WORK TASK
Your task is to copy each line of the material that holds the word "modified".

RECORDS SHOWN
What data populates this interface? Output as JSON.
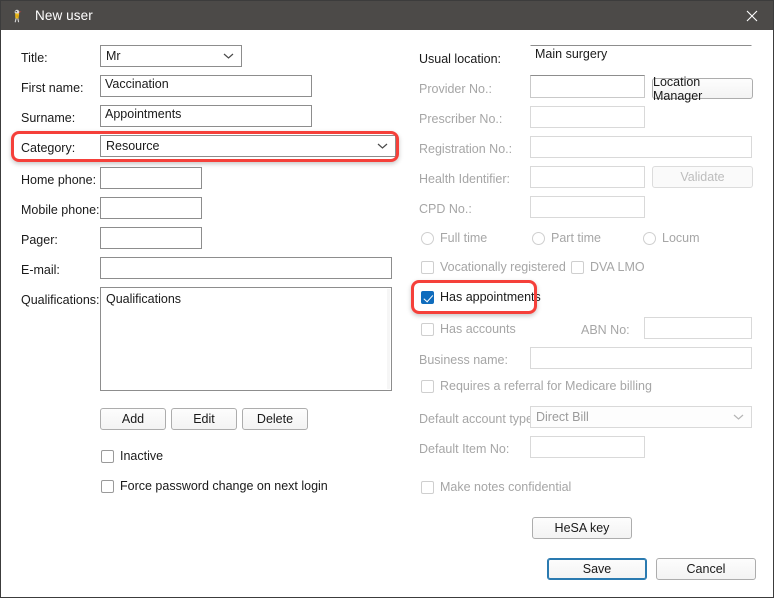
{
  "window": {
    "title": "New user",
    "icon": "bp-bird-icon",
    "close_label": "×",
    "titlebar_color": "#4c4a48",
    "accent_color": "#0f6cbd",
    "highlight_color": "#f5403a"
  },
  "left": {
    "title": {
      "label": "Title:",
      "value": "Mr"
    },
    "first_name": {
      "label": "First name:",
      "value": "Vaccination"
    },
    "surname": {
      "label": "Surname:",
      "value": "Appointments"
    },
    "category": {
      "label": "Category:",
      "value": "Resource",
      "highlighted": true
    },
    "home_phone": {
      "label": "Home phone:",
      "value": ""
    },
    "mobile_phone": {
      "label": "Mobile phone:",
      "value": ""
    },
    "pager": {
      "label": "Pager:",
      "value": ""
    },
    "email": {
      "label": "E-mail:",
      "value": ""
    },
    "qualifications": {
      "label": "Qualifications:",
      "value": "Qualifications"
    },
    "buttons": {
      "add": "Add",
      "edit": "Edit",
      "delete": "Delete"
    },
    "inactive": {
      "label": "Inactive",
      "checked": false
    },
    "force_password": {
      "label": "Force password change on next login",
      "checked": false
    }
  },
  "right": {
    "usual_location": {
      "label": "Usual location:",
      "value": "Main surgery"
    },
    "provider_no": {
      "label": "Provider No.:",
      "value": "",
      "disabled": true
    },
    "location_manager_button": "Location Manager",
    "prescriber_no": {
      "label": "Prescriber No.:",
      "value": "",
      "disabled": true
    },
    "registration_no": {
      "label": "Registration No.:",
      "value": "",
      "disabled": true
    },
    "health_identifier": {
      "label": "Health Identifier:",
      "value": "",
      "disabled": true
    },
    "validate_button": "Validate",
    "cpd_no": {
      "label": "CPD No.:",
      "value": "",
      "disabled": true
    },
    "employment": [
      {
        "label": "Full time",
        "selected": false
      },
      {
        "label": "Part time",
        "selected": false
      },
      {
        "label": "Locum",
        "selected": false
      }
    ],
    "vocationally_registered": {
      "label": "Vocationally registered",
      "checked": false,
      "disabled": true
    },
    "dva_lmo": {
      "label": "DVA LMO",
      "checked": false,
      "disabled": true
    },
    "has_appointments": {
      "label": "Has appointments",
      "checked": true,
      "highlighted": true
    },
    "has_accounts": {
      "label": "Has accounts",
      "checked": false,
      "disabled": true
    },
    "abn_no": {
      "label": "ABN No:",
      "value": "",
      "disabled": true
    },
    "business_name": {
      "label": "Business name:",
      "value": "",
      "disabled": true
    },
    "requires_referral": {
      "label": "Requires a referral for Medicare billing",
      "checked": false,
      "disabled": true
    },
    "default_account_type": {
      "label": "Default account type:",
      "value": "Direct Bill",
      "disabled": true
    },
    "default_item_no": {
      "label": "Default Item No:",
      "value": "",
      "disabled": true
    },
    "make_notes_confidential": {
      "label": "Make notes confidential",
      "checked": false,
      "disabled": true
    },
    "hesa_key_button": "HeSA key"
  },
  "footer": {
    "save": "Save",
    "cancel": "Cancel"
  }
}
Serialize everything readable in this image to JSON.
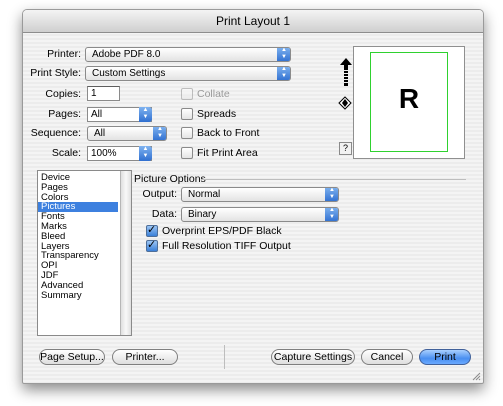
{
  "window": {
    "title": "Print Layout 1"
  },
  "fields": {
    "printer": {
      "label": "Printer:",
      "value": "Adobe PDF 8.0"
    },
    "print_style": {
      "label": "Print Style:",
      "value": "Custom Settings"
    },
    "copies": {
      "label": "Copies:",
      "value": "1"
    },
    "pages": {
      "label": "Pages:",
      "value": "All"
    },
    "sequence": {
      "label": "Sequence:",
      "value": "All"
    },
    "scale": {
      "label": "Scale:",
      "value": "100%"
    }
  },
  "options": {
    "collate": {
      "label": "Collate",
      "checked": false,
      "enabled": false
    },
    "spreads": {
      "label": "Spreads",
      "checked": false
    },
    "back_to_front": {
      "label": "Back to Front",
      "checked": false
    },
    "fit_print_area": {
      "label": "Fit Print Area",
      "checked": false
    }
  },
  "preview": {
    "letter": "R",
    "help_label": "?"
  },
  "panel_list": {
    "items": [
      "Device",
      "Pages",
      "Colors",
      "Pictures",
      "Fonts",
      "Marks",
      "Bleed",
      "Layers",
      "Transparency",
      "OPI",
      "JDF",
      "Advanced",
      "Summary"
    ],
    "selected": "Pictures"
  },
  "picture_options": {
    "title": "Picture Options",
    "output": {
      "label": "Output:",
      "value": "Normal"
    },
    "data": {
      "label": "Data:",
      "value": "Binary"
    },
    "overprint": {
      "label": "Overprint EPS/PDF Black",
      "checked": true
    },
    "full_res": {
      "label": "Full Resolution TIFF Output",
      "checked": true
    }
  },
  "buttons": {
    "page_setup": "Page Setup...",
    "printer": "Printer...",
    "capture": "Capture Settings",
    "cancel": "Cancel",
    "print": "Print"
  },
  "colors": {
    "accent": "#3d80df",
    "preview_border": "#2fd12f"
  }
}
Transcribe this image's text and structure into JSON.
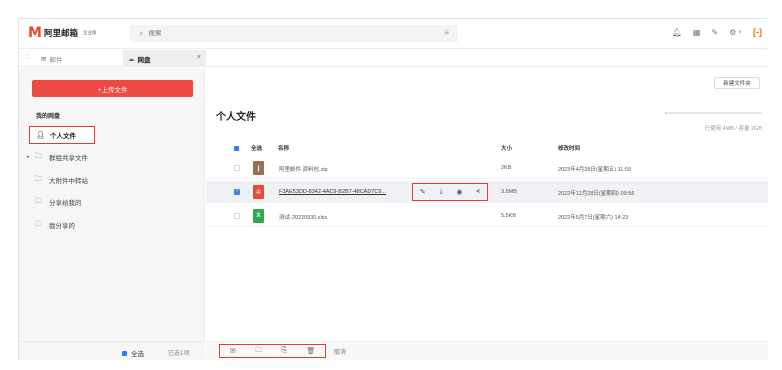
{
  "brand": {
    "logo_mark": "M",
    "name": "阿里邮箱",
    "badge": "企业版"
  },
  "search": {
    "placeholder": "搜索",
    "icon": "search-icon",
    "filter_icon": "filter-icon"
  },
  "toolbar": {
    "icons": [
      "bell-icon",
      "calendar-icon",
      "pen-icon",
      "gear-icon",
      "aliyun-brand-icon"
    ],
    "brand_glyph": "[-]",
    "accent": "#ff6a00"
  },
  "tabs": [
    {
      "label": "邮件",
      "icon": "mail-icon",
      "active": false
    },
    {
      "label": "网盘",
      "icon": "cloud-icon",
      "active": true,
      "close": "×"
    }
  ],
  "sidebar": {
    "upload_label": "+上传文件",
    "section_title": "我的网盘",
    "items": [
      {
        "label": "个人文件",
        "icon": "user-icon",
        "active": true
      },
      {
        "label": "群组共享文件",
        "icon": "folder-icon",
        "expandable": true
      },
      {
        "label": "大附件中转站",
        "icon": "folder-icon"
      },
      {
        "label": "分享给我的",
        "icon": "folder-icon"
      },
      {
        "label": "我分享的",
        "icon": "folder-icon"
      }
    ],
    "footer": {
      "select_all": "全选",
      "selected_count": "已选1项"
    }
  },
  "main": {
    "new_folder_label": "新建文件夹",
    "title": "个人文件",
    "storage_text": "已使用 4MB / 容量 2GB",
    "storage_used_fraction": 0.002,
    "columns": {
      "select_all": "全选",
      "name": "名称",
      "size": "大小",
      "modified": "修改时间"
    },
    "files": [
      {
        "name": "阿里邮件.资料包.zip",
        "icon": "zip-file-icon",
        "size": "2KB",
        "modified": "2023年4月28日(星期五) 11:59",
        "selected": false
      },
      {
        "name": "F3AE53DD-8342-4AC9-B2B7-48CAD7C9...",
        "icon": "pdf-file-icon",
        "size": "3.5MB",
        "modified": "2022年12月28日(星期四) 09:56",
        "selected": true
      },
      {
        "name": "测试-20220930.xlsx",
        "icon": "excel-file-icon",
        "size": "5.5KB",
        "modified": "2022年5月7日(星期六) 14:23",
        "selected": false
      }
    ],
    "row_actions": [
      "edit-icon",
      "download-icon",
      "preview-icon",
      "share-icon"
    ],
    "bottom_actions": [
      "send-mail-icon",
      "move-icon",
      "copy-icon",
      "delete-icon"
    ],
    "cancel_label": "取消"
  },
  "colors": {
    "primary_red": "#ec4a43",
    "highlight_red": "#e53935",
    "selection_blue": "#3b82f6"
  }
}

EXERCISE ANSWER
      "modified": "修改时间"
        "modified": "2023年4月28日(星期五) 11:59",
        "modified": "2022年12月28日(星期四) 09:56",
        "modified": "2022年5月7日(星期六) 14:23",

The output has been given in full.